Please return the lines of the data that contain "with".

Given entries:
'''

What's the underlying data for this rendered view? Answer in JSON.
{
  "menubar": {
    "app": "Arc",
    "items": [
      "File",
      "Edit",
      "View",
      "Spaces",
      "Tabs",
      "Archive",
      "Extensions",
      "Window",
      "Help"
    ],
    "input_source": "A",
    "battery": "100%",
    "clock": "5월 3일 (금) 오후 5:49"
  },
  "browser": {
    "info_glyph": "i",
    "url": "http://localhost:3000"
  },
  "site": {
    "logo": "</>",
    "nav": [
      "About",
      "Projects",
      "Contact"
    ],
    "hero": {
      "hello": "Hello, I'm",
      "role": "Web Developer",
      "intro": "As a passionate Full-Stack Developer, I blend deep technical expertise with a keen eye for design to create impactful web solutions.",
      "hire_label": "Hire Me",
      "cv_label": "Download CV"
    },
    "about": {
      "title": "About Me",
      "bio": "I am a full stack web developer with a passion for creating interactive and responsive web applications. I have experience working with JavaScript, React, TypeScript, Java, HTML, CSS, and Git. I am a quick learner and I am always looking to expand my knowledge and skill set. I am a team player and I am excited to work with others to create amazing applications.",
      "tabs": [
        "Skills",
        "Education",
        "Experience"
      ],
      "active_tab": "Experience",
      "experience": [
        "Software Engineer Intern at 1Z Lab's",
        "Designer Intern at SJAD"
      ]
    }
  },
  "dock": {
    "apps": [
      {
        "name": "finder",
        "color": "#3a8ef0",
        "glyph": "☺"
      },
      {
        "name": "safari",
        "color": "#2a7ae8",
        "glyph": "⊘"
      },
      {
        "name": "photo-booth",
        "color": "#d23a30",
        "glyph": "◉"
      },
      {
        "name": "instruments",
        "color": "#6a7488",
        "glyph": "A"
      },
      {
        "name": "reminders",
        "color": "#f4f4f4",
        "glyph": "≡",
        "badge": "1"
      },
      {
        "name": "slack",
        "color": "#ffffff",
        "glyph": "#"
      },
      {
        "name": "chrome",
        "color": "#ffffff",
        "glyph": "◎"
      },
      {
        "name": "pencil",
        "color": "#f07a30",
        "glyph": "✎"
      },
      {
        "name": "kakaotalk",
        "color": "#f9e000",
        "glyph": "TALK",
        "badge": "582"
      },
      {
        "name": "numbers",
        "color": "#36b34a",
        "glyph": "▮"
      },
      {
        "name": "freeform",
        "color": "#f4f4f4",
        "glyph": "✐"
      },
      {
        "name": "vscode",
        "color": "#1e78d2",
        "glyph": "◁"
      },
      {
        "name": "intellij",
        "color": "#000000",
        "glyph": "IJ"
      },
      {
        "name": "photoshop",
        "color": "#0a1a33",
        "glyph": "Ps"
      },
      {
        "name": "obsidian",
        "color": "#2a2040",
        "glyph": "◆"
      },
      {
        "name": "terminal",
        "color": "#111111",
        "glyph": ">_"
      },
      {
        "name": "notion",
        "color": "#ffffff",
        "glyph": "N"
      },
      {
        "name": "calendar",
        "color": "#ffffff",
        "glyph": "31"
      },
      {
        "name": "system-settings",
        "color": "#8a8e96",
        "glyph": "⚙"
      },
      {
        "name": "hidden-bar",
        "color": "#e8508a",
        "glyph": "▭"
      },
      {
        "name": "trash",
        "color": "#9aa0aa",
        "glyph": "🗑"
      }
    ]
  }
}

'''

Result of the exercise:
      "intro": "As a passionate Full-Stack Developer, I blend deep technical expertise with a keen eye for design to create impactful web solutions.",
      "bio": "I am a full stack web developer with a passion for creating interactive and responsive web applications. I have experience working with JavaScript, React, TypeScript, Java, HTML, CSS, and Git. I am a quick learner and I am always looking to expand my knowledge and skill set. I am a team player and I am excited to work with others to create amazing applications.",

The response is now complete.